  1. tumblr-java is about a year old. While it works with Tumblr’s v2 API like tumblr4s, it doesn’t implement all its functionality. A few missing methods I quickly found: getBlogLikes, getSubmissionPosts, getTaggedPosts. It also doesn’t provide all available parameters for blog posts querying methods (like getBlogPosts, getQueuedPosts, etc.). Now this isn’t necessarily the developer’s fault – Tumblr keeps adding functionality to their API, without changing its version. I’ve noticed this during my own development, when a new end-point suddenly appeared in the docs (such additions are usually announced on the Developer blog which I subscribe to and hope to keep tumblr4s up-to-date). So the missing features could explain a small difference in code amount, but surely not all 50%.
  2. Most of tumblr4s’ code resides in the “model” package (the main TumblrApi class, which implements most of the business logic, is 469 lines long, including a lot of comments). And most of the model is various types of Post classes (TextPost, ImagePost, etc. totalling 8 classes). Now, in-order for them to all be immutable (Functional Programming 101’s first lesson), they all redefine the common Post members (27 fields) in their constructors (I could not find a better solution for this, if you have an idea let me know!).
  3. I am not an experienced enough Scala developer, and so the code can be rewritten in much better and concise ways.
  4. The sbt-stats plugin is wrong.
  5. The notion that Scala is more succinct is wrong.
  6. Scala sucks (haters gonna hate).

I think the real reason is a mix of 1-3, and hopefully not 4 (perhaps I should add more unit tests? :). Obviously I don’t believe 5 and 6 are true, otherwise I wouldn’t be putting so much effort into Scala. But the real question should be – does this matter at all? Brevity and conciseness are important, but not more than clean, readable and testable code. I think I’ve achieved all those with tumblr4s, and so I’m proud of all 93,954 characters of it (including comments)!

Also, I’m happy I had the chance/reason to write sbt-stats. It’s been fun, but most importantly it forced me to really read sbt’s Getting Started guide once again (3rd time’s the charm) and some of the detailed topics, and now I can say I truly understand how it works, and appreciate the amazing work and effort that has been put into this project.

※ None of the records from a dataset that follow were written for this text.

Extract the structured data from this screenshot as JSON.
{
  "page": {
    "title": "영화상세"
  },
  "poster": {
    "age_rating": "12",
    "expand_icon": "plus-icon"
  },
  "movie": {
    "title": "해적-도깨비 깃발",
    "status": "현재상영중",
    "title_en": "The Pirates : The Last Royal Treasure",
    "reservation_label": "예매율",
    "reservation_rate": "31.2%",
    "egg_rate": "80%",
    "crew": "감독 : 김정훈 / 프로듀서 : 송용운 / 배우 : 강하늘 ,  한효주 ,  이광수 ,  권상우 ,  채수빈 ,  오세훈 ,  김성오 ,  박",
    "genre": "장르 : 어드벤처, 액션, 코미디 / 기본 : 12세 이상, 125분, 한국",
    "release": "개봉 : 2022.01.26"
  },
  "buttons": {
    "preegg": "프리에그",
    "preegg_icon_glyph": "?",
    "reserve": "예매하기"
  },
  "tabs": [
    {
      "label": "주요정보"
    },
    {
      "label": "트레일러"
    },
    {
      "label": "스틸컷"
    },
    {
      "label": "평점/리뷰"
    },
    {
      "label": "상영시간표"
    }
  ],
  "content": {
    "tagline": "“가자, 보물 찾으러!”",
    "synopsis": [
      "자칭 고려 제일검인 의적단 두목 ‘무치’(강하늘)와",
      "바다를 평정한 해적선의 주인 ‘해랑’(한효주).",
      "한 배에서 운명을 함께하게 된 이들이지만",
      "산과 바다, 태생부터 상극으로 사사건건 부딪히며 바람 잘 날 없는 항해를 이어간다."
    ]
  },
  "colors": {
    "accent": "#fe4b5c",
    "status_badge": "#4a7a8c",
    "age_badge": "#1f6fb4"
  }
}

Also, as a side bonus, I learned about publishing to OSS Sonatype (as usual, here’s an excellent guide from Cake Solutions) and so sbt-stats and tumblr4s are now both available on the Maven Central Repository so they can be easily added to any project.

Check out sbt-stats and let me know if you have any feedback – I’d love to hear it.